“The AKC Museum of the Dog is the only fine arts Museum in the world devoted to the canine image,” receptionist Pam Schuchat told me. Since she specified fine arts, I wondered if there were other dog museums and googled TRAVEL-MOMENTS IN TIME. There’s a National Bird Dog Museum, a Border Collie Museum, and a curiosity-stirring Vintage & Collectible Dog Jewelry Museum. On TMT, Lori judged The American Kennel Club Museum of the Dog her “best recommendation.” I found this Museum at 1721 South Mason Road in West St. Louis County’s Queeny Park both a 5 Compass attraction and much more than a fine arts experience.
A museum focused on dogs was conceived in 1971 when the Westminster Kennel Club decided to promote humane education and improve the life of the dog. The Dog Museum of America in the New York Life Building at 51 Madison Avenue resulted. Growing fast, it moved to the 1853 Jarville house in St. Louis County. One of Jarville’s previous owners had been Edgar Queeny, a Monsanto Company President. Within 2 years (1989) a 14,000 square feet addition was necessary.
The Dog Museum’s current Director, Barbara McNab, says in Sirius, this Museum’s newsletter,”Without dogs, our houses are cold receptacles for things. Dogs make a fine warmer with their curled presence. They wake us, greet us, protect us, and ultimately carve a place in our hearts and our history.” Well said & no surprise that during her watch this museum’s a totally dog-centered space where visitors share galleries with real dogs. Those who step into its obedience training school are invited to stay. Its book and video library is available for research by appointment.
Displayed art includes at least 700 original paintings, bronzes, prints, etc. The oldest are some 16th century Asian temple dogs, and the newest is a recently acquired, prize-winning oil painting by Jerry Gadamus named “Golden Heritage”. Even though it depicts my favorite breed, the Golden Retriever, I didn’t select it for this blog. Nor did I pick Christine Merrill’s very recognizable “Millie on the South Lawn”, a famous painting of the Bush family’s beloved English Springer Spaniel. I didn’t even choose a painting by Sir Edwin Henry Landseer, whom I learned is the world’s most popular & respected dog artist. “Affenpincher Lying on a Green Pillow”, artist unknown, won my heart.

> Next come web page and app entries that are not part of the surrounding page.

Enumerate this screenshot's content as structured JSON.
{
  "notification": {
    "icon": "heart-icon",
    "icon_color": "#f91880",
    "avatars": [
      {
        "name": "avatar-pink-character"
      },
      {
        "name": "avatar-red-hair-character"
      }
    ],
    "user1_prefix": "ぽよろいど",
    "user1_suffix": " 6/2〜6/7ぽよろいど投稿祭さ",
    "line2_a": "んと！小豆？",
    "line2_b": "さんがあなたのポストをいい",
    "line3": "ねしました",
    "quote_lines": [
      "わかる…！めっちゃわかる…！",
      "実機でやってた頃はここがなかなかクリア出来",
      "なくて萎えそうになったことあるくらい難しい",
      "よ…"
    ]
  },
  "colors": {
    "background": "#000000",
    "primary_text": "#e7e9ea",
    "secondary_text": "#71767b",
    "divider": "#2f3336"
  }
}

It took our party of 4–Martha & Julie, 2 of my sisters, Ruth, and myself–a couple of hours to share our favorites & minimally explore this museum’s vast collection. A carousel dog figure, some elegant Meissen dog figurines, dog sleds, police canine units, DOGS FOR DEFENSE about dogs in war–this museum has it all.
On my way out, I suggested that at least one memento of Asta, the 1930s dog star, be added to its movie tribute and was told that this Museum would love to but haven’t been given one yet. They depend on gifts.
If you’re a dog fancier, you’ll love the AKC Museum of the Dog. And if you have an Asta movie poster or the like, I known just the place for it.
PS The Museum of the Dog moved to New York City and opened in Midtown Manhattan at Park Avenue and 40th Street in February, 2019.